When the coronavirus pandemic began children were rarely infected by the virus. However, the delta variant changed the situation and a larger number of children are getting COVID-19 infections. Unfortunately the problems do not stop with the delta variant surge. Another problem that has been recently arising is a surge in the number of cases of young children who have contracted both COVID-19 as well as respiratory syncytial virus (RSV).
NPR reported that pediatric hospitals in Texas as well as across the nation have seen children who have unseasonably early RSV infections. The RSV is generally a mild illness with symptoms similar to a cold in adults. However, when very young children get infected with RSV it can lead to pneumonia and bronchiolitis, which can be fatal.
Last year RSV was dormant as most people were wearing masks. Dr. Pia Pannaraj, an infectious disease specialist at the Children’s Hospital in Los Angeles told NPR that last year during all the outbreaks of COVID-19 all the social restriction measures were in place and the nation “did not see RSV the way we normally see it.”
Dr. Pannaraj said that it meant that infants and young children, who would have otherwise got the infection, did not get it. Now, after many states have removed mask mandates and other restrictions doctors are seeing a resurgence of RSV.
RSV is generally seen at the end of the year during late fall, winter and early spring as per information from the Centers for Disease Control and Prevention (CDC). However, this year it has come in summer, in the final week of June in Texas and pediatricians are surprised by this. It is also unfortunate that some children are getting both COVID-19 and RSV.
Dr. Pannaraj also said that parents and doctors have to be extra careful and look out for symptoms such as coughing, lack of appetite, sleeping and lethargy among children. They may also suddenly stop breathing.

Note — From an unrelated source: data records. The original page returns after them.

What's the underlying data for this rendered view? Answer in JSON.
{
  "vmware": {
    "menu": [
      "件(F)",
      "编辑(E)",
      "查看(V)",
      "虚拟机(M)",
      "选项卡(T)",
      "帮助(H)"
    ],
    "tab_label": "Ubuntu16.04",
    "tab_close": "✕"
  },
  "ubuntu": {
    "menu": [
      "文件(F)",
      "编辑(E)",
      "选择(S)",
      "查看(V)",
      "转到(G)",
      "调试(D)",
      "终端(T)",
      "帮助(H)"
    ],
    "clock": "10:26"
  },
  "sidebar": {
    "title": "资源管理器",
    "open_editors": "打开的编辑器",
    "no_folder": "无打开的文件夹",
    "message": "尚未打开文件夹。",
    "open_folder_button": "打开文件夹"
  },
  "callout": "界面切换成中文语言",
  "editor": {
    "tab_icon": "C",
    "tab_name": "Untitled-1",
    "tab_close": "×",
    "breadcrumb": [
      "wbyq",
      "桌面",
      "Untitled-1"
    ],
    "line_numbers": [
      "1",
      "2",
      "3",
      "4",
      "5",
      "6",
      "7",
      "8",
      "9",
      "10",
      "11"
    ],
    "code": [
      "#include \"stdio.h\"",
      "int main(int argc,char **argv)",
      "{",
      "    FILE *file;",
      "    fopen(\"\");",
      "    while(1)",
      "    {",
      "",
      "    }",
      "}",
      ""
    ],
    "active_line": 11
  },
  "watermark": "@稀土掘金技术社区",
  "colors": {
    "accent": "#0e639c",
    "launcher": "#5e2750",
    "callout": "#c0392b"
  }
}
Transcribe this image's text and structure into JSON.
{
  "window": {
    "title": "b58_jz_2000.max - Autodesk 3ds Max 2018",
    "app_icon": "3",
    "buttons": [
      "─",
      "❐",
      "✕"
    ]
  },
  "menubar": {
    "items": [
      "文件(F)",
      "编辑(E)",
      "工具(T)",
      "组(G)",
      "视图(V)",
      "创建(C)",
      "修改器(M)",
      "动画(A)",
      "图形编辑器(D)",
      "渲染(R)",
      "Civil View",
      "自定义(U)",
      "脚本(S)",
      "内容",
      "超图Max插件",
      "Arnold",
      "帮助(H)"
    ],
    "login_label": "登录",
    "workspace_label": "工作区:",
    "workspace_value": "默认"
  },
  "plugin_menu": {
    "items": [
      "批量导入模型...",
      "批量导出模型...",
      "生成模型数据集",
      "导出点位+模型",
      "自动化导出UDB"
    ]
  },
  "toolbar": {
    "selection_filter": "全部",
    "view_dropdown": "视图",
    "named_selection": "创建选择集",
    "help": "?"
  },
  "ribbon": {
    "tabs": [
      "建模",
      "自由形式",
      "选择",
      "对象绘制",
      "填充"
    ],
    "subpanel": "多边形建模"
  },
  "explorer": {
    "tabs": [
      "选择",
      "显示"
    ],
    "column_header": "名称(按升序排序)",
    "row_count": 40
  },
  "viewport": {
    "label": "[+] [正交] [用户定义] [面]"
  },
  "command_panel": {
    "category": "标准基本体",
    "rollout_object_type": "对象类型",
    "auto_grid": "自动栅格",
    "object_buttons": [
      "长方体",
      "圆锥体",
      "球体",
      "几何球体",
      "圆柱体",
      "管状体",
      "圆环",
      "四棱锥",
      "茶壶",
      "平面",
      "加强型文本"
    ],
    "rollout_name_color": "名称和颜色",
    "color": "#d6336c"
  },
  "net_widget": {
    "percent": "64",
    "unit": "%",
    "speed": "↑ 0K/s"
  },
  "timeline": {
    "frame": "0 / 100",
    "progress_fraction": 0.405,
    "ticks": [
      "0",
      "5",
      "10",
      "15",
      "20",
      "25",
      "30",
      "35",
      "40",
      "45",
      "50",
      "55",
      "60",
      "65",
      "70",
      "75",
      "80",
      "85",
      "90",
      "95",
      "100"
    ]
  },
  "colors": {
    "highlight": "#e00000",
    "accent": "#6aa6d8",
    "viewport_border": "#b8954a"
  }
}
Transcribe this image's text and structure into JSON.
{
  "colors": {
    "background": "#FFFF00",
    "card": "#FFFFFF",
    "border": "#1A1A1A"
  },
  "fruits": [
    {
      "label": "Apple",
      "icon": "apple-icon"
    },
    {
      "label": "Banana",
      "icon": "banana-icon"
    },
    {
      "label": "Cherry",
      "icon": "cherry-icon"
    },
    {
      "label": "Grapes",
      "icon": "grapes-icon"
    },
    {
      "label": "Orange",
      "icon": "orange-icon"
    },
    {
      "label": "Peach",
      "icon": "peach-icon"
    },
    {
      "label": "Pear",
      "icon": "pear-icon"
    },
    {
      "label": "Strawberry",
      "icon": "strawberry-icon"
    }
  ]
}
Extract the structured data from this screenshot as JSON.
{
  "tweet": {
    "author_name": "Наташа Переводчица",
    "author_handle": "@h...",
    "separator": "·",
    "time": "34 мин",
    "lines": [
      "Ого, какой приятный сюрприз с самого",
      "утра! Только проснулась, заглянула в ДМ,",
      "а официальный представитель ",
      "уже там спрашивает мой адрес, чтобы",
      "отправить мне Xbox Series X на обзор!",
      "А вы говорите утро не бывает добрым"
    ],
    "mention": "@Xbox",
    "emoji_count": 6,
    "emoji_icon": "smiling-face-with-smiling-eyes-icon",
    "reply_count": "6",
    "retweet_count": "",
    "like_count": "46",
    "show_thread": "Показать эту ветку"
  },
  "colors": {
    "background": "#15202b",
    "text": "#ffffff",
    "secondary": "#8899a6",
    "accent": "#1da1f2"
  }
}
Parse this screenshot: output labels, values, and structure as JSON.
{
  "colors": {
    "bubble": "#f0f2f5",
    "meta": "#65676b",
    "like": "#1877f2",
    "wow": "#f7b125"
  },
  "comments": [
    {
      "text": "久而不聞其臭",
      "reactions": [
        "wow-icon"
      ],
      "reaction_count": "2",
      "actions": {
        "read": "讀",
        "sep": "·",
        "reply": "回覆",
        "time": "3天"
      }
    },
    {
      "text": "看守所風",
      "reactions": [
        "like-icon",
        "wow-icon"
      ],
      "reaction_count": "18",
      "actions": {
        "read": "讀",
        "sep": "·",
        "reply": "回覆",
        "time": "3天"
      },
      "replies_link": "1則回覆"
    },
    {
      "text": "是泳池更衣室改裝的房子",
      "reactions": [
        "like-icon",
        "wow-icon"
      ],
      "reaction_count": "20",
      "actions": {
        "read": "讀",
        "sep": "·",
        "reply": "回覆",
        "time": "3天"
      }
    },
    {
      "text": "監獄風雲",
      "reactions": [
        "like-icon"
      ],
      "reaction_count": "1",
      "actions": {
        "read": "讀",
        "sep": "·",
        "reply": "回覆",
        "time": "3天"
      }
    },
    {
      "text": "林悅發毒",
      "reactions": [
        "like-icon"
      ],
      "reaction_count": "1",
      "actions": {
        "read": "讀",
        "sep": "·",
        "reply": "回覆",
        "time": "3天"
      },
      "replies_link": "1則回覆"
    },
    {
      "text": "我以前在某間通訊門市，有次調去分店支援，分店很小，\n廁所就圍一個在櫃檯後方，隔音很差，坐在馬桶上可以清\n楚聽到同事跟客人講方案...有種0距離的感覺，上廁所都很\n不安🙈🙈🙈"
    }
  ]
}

She said that the symptoms of RSV were similar to that of COVID-19 and both parents and pediatricians should look out for symptoms of both the infections in children.